Letters to the editor Nov 24

Nov. 24, 2013 @ 12:17 AM

Measures urged to curb flu

Considering that Durham has been named by Southern Living as “The South's Tastiest Town” and has a longstanding association with renowned dining, restaurants in Durham ought to take greater sanitary measures in anticipation of the winter flu season.

I have been particularly pleased to observe that an expanding number of eating establishments have placed trashcans near the door to the restroom. The winter months are habitually marked by greater instances of cases of communicable diseases such as the Norovirus, which results in unpleasant upheaval to one’s digestive system. According to the Centers for Disease Control and Prevention, the Norovirus causes 19-21 million cases and 570-800 deaths annually in the United States.

The most effective preventive technique is diligent hand washing, and alcohol-based hand sanitizers have been observed to be a less efficient substitute. Because the Norovirus is most readily transmitted in spaces where infected people relieve themselves, door handles, which must be touched in order to leave a restroom, are particularly susceptible to becoming contaminated with the virus. We cannot be certain that all patrons will properly wash their hands and, thus, ensure the cleanliness of these door handles.

Therefore, all establishments ought to place a trashcan beside the restroom door so that visitors may use a paper towel to touch the door handle and then discard the paper towel in the adjacent receptacle. Measures such as these will reduce the ease of transmission of viruses this winter and contribute to greater well-being among the citizens of Durham.

Erich Prince


Whistleblowers beware

For reasons that are not clear to many of us our president wants to be remembered as the leader who is tough on whistleblowers.

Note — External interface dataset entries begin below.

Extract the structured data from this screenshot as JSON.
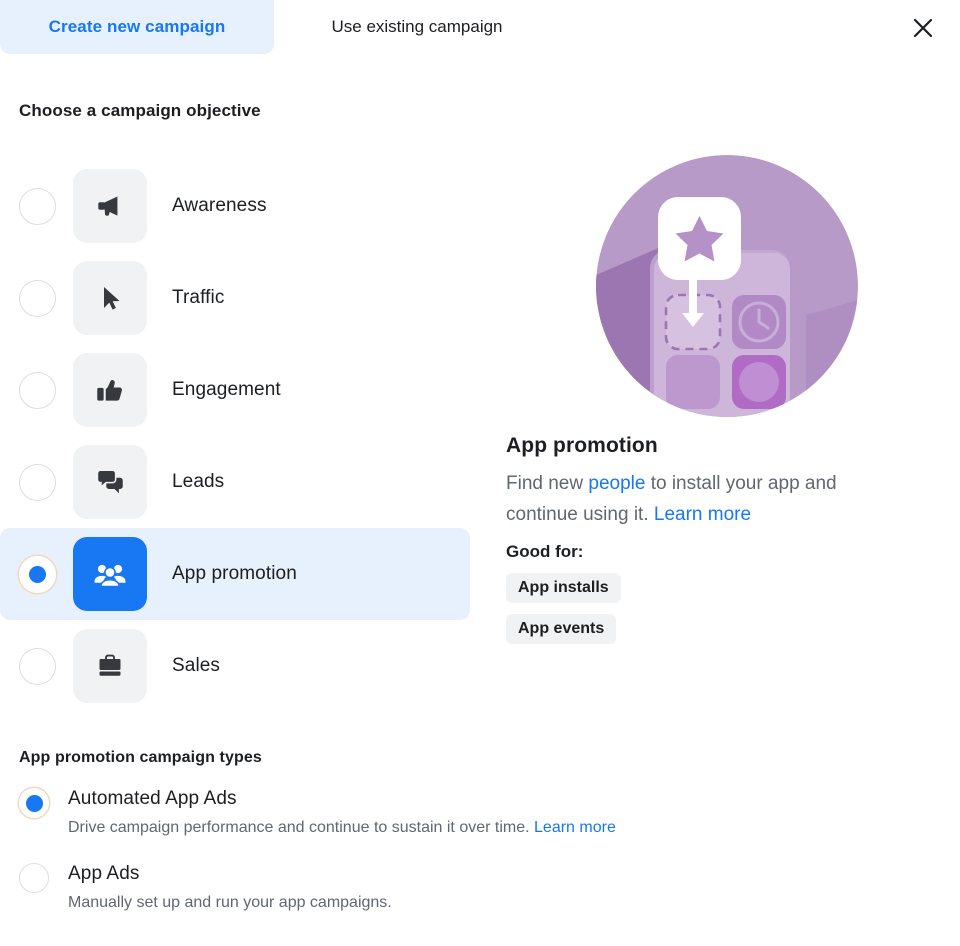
{
  "header": {
    "tabs": [
      {
        "label": "Create new campaign",
        "active": true
      },
      {
        "label": "Use existing campaign",
        "active": false
      }
    ],
    "close_icon": "close-icon"
  },
  "objective_section": {
    "title": "Choose a campaign objective",
    "items": [
      {
        "label": "Awareness",
        "icon": "megaphone-icon",
        "selected": false
      },
      {
        "label": "Traffic",
        "icon": "cursor-arrow-icon",
        "selected": false
      },
      {
        "label": "Engagement",
        "icon": "thumbs-up-icon",
        "selected": false
      },
      {
        "label": "Leads",
        "icon": "chat-bubbles-icon",
        "selected": false
      },
      {
        "label": "App promotion",
        "icon": "people-group-icon",
        "selected": true
      },
      {
        "label": "Sales",
        "icon": "briefcase-icon",
        "selected": false
      }
    ]
  },
  "info_panel": {
    "illustration": "app-install-illustration",
    "title": "App promotion",
    "description_part1": "Find new ",
    "description_link1": "people",
    "description_part2": " to install your app and continue using it. ",
    "description_link2": "Learn more",
    "good_for_label": "Good for:",
    "chips": [
      "App installs",
      "App events"
    ]
  },
  "types_section": {
    "title": "App promotion campaign types",
    "options": [
      {
        "label": "Automated App Ads",
        "description": "Drive campaign performance and continue to sustain it over time. ",
        "link": "Learn more",
        "selected": true
      },
      {
        "label": "App Ads",
        "description": "Manually set up and run your app campaigns.",
        "link": "",
        "selected": false
      }
    ]
  },
  "colors": {
    "accent_blue": "#1877f2",
    "selected_row_bg": "#e7f0fd",
    "tile_bg": "#f1f2f4",
    "text_primary": "#1c1e21",
    "text_secondary": "#606770",
    "illustration_purple": "#b79ac8",
    "illustration_purple_dark": "#9b76b0"
  }
}
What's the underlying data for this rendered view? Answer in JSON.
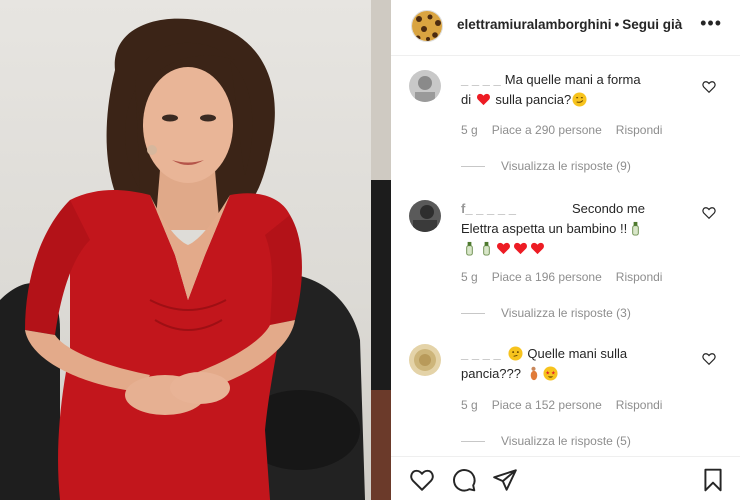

The Obama  administration has prosecuted more whistleblowers under the Espionage Act than all previous administrations combined.

Gone are the days when some of the best known whistleblowers were considered patriots. Daniel Ellsberg made public the secret U.S. government study of America’s ill-fated involvement in the Vietnam war. After the 9/11 attacks FBI attorney Coleen Rowley wrote a memo to FBI director Robert Mueller explaining that the department ignored the pleas of the Minneapolis field office to investigate Zacarias Moussaoui  who was subsequently indicted as a September 11 co-conspirator.  Rowley was one of three whisleblowers  recognized  by Time magazine as “Persons of the year.”

So,  problems with drone warfare, NSA spying on allies, and affronts to our values at Guantanamo and other embarrassing activities will likely continue. Persons in a position to report serious misdeeds know  they may  face career ending consequences, and possibly time in prison.

Barry L. Reece


Hostility to JFK distressing

D. G. Martin’s op ed piece “Who can forget Nov. 22, 1963,” -- in which he alluded to the fact a fellow student officer at Fort Holabird in Baltimore  bragged that, if given the chance, he would shoot President Kennedy -- was beyond sobering. 

Equally distressing was reading about the level of hostility expressed at the time -= even by much higher ranking military, Pentagon and intelligence officials.  (see Robert F. Kennedy Jr.  “John F. Kennedy’s Vision of Peace” article in this week’s Rolling Stone magazine).

After reading the two above cited memoirs on the 35th president of the United States, it is not difficult to understand why some conspiracy theorists are still out there when it comes to trying to make sense of the assassination.

Joe Moran